%%

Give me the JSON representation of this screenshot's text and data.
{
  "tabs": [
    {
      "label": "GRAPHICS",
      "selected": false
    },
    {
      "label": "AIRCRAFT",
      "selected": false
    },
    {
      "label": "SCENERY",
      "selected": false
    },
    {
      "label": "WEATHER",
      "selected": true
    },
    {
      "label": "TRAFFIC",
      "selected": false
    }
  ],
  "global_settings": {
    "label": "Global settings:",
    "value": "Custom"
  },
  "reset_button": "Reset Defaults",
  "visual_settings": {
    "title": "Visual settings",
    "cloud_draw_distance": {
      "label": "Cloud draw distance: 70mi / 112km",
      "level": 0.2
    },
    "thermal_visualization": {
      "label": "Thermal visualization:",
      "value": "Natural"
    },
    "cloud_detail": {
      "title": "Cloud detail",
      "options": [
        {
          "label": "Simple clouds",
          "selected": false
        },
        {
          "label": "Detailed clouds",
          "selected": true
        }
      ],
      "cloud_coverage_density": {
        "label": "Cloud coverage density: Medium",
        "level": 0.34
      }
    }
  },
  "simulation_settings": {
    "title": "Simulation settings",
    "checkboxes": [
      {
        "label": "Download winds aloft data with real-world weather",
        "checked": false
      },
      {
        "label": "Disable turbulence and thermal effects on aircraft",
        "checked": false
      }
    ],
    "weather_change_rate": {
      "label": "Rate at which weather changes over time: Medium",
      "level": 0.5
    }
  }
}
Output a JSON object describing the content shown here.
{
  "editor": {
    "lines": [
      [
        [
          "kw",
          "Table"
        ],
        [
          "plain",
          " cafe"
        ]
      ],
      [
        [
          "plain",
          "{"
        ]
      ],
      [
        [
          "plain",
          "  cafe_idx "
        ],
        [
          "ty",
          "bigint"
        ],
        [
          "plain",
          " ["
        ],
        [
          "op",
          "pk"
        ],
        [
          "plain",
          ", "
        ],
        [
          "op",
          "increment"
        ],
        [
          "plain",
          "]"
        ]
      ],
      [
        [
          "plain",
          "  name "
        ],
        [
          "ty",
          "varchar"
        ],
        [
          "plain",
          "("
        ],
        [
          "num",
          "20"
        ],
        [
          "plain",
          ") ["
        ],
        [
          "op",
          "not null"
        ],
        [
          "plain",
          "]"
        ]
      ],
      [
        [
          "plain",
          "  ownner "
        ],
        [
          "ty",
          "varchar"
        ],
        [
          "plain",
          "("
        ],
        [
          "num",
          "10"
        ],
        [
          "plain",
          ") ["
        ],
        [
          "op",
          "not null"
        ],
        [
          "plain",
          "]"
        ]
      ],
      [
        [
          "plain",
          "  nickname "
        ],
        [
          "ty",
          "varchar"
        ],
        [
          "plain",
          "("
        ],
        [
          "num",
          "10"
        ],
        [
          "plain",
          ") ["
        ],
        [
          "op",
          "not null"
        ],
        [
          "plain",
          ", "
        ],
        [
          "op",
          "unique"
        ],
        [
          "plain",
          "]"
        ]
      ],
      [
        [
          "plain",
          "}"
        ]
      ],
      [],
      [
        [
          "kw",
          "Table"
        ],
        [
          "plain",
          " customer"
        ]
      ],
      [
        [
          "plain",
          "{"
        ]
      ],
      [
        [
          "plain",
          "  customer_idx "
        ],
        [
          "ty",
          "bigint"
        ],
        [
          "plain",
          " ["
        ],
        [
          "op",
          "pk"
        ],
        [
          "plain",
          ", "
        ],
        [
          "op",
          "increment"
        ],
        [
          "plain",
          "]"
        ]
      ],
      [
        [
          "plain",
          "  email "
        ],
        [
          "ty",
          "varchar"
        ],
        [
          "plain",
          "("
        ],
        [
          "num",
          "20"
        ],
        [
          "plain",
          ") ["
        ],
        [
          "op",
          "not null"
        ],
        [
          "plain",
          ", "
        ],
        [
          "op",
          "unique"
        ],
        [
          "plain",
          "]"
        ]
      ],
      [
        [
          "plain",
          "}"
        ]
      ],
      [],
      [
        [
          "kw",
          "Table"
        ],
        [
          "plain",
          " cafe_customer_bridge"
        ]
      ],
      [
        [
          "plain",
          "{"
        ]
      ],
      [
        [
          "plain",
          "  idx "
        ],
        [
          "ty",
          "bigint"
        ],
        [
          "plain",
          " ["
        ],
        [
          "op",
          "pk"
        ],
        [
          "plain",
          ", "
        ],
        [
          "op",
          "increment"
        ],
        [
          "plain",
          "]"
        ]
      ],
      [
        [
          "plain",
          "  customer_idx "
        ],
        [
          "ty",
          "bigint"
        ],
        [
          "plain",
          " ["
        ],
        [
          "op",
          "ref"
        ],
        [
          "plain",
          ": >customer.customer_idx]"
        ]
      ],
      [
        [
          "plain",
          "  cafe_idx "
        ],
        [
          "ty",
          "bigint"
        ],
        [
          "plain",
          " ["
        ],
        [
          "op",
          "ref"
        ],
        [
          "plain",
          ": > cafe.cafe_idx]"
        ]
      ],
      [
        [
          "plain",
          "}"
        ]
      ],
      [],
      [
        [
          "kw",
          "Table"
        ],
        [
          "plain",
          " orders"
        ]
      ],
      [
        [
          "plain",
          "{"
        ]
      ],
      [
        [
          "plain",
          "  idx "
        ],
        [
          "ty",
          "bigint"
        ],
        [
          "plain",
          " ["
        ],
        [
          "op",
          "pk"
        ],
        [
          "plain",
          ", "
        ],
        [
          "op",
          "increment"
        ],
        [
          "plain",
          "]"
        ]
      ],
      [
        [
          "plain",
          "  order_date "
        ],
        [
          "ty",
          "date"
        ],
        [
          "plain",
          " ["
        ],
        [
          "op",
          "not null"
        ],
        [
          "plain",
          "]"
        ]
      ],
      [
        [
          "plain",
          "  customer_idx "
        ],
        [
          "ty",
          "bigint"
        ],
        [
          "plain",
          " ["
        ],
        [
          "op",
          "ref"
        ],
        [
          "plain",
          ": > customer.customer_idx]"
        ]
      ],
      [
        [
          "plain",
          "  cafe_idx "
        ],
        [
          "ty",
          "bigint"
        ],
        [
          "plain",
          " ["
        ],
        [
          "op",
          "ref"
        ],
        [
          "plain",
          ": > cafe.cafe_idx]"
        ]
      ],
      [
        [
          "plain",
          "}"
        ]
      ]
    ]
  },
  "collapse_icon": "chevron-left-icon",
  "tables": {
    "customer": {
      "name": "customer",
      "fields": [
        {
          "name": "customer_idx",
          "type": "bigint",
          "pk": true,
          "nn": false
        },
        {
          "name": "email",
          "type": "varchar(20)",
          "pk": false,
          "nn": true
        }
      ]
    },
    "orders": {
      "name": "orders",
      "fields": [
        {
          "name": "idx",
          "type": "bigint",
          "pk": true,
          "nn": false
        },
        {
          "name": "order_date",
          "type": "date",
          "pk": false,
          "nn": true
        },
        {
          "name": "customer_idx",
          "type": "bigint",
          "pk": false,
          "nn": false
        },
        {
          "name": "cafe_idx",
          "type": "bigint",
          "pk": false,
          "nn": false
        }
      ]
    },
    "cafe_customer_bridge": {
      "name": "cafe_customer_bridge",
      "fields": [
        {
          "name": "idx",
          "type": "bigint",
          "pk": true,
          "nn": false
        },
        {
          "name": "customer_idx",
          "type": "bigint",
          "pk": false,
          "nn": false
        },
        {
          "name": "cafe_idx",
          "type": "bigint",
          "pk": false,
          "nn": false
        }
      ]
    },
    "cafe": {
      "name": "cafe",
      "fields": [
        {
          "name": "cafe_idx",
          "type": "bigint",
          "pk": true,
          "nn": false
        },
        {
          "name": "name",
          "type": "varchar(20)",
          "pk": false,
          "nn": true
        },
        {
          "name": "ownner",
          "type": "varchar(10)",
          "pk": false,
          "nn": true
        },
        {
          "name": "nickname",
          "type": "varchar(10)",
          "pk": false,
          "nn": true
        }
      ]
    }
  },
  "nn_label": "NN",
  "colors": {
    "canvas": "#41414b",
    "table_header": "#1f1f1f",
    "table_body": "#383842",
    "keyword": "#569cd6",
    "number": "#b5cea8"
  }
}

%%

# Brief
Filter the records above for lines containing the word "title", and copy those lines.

# Written solution
    "title": "Visual settings",
      "title": "Cloud detail",
    "title": "Simulation settings",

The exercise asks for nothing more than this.